▸ Exercise aim
The entries are to be returned exactly, with images left out.

-- Opening Marker --

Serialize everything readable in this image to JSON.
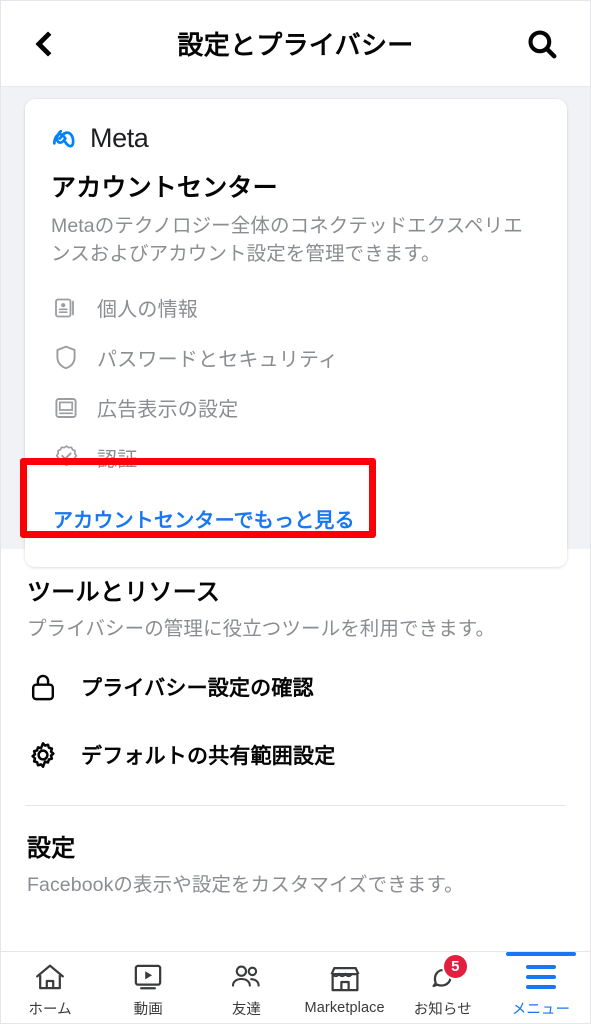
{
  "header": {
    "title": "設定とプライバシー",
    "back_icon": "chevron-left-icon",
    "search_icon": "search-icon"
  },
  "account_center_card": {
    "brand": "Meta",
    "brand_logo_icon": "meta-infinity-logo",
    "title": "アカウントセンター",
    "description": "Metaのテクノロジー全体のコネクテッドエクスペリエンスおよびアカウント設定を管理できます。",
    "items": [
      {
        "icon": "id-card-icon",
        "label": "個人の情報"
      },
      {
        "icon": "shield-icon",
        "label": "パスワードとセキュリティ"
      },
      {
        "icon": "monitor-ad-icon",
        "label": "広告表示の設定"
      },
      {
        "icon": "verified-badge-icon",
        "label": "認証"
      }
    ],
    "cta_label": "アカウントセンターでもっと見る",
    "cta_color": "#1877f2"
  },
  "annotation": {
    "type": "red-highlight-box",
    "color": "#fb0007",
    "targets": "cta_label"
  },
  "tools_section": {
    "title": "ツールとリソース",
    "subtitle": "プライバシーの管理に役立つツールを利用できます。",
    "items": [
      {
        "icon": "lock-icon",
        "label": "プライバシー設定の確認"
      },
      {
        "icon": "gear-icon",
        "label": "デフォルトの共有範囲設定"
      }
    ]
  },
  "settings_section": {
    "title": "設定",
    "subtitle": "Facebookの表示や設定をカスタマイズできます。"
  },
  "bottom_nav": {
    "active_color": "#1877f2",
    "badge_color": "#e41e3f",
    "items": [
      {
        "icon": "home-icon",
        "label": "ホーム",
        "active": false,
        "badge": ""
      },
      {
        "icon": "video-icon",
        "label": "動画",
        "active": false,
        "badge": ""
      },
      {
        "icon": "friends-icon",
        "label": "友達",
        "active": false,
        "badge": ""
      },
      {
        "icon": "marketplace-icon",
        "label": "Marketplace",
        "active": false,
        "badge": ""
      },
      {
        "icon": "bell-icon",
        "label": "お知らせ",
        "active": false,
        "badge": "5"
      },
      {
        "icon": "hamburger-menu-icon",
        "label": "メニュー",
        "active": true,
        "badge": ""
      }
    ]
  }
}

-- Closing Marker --

▸ Exercise answer
Serialize everything readable in this image to JSON.
{
  "header": {
    "title": "設定とプライバシー",
    "back_icon": "chevron-left-icon",
    "search_icon": "search-icon"
  },
  "account_center_card": {
    "brand": "Meta",
    "brand_logo_icon": "meta-infinity-logo",
    "title": "アカウントセンター",
    "description": "Metaのテクノロジー全体のコネクテッドエクスペリエンスおよびアカウント設定を管理できます。",
    "items": [
      {
        "icon": "id-card-icon",
        "label": "個人の情報"
      },
      {
        "icon": "shield-icon",
        "label": "パスワードとセキュリティ"
      },
      {
        "icon": "monitor-ad-icon",
        "label": "広告表示の設定"
      },
      {
        "icon": "verified-badge-icon",
        "label": "認証"
      }
    ],
    "cta_label": "アカウントセンターでもっと見る",
    "cta_color": "#1877f2"
  },
  "annotation": {
    "type": "red-highlight-box",
    "color": "#fb0007",
    "targets": "cta_label"
  },
  "tools_section": {
    "title": "ツールとリソース",
    "subtitle": "プライバシーの管理に役立つツールを利用できます。",
    "items": [
      {
        "icon": "lock-icon",
        "label": "プライバシー設定の確認"
      },
      {
        "icon": "gear-icon",
        "label": "デフォルトの共有範囲設定"
      }
    ]
  },
  "settings_section": {
    "title": "設定",
    "subtitle": "Facebookの表示や設定をカスタマイズできます。"
  },
  "bottom_nav": {
    "active_color": "#1877f2",
    "badge_color": "#e41e3f",
    "items": [
      {
        "icon": "home-icon",
        "label": "ホーム",
        "active": false,
        "badge": ""
      },
      {
        "icon": "video-icon",
        "label": "動画",
        "active": false,
        "badge": ""
      },
      {
        "icon": "friends-icon",
        "label": "友達",
        "active": false,
        "badge": ""
      },
      {
        "icon": "marketplace-icon",
        "label": "Marketplace",
        "active": false,
        "badge": ""
      },
      {
        "icon": "bell-icon",
        "label": "お知らせ",
        "active": false,
        "badge": "5"
      },
      {
        "icon": "hamburger-menu-icon",
        "label": "メニュー",
        "active": true,
        "badge": ""
      }
    ]
  }
}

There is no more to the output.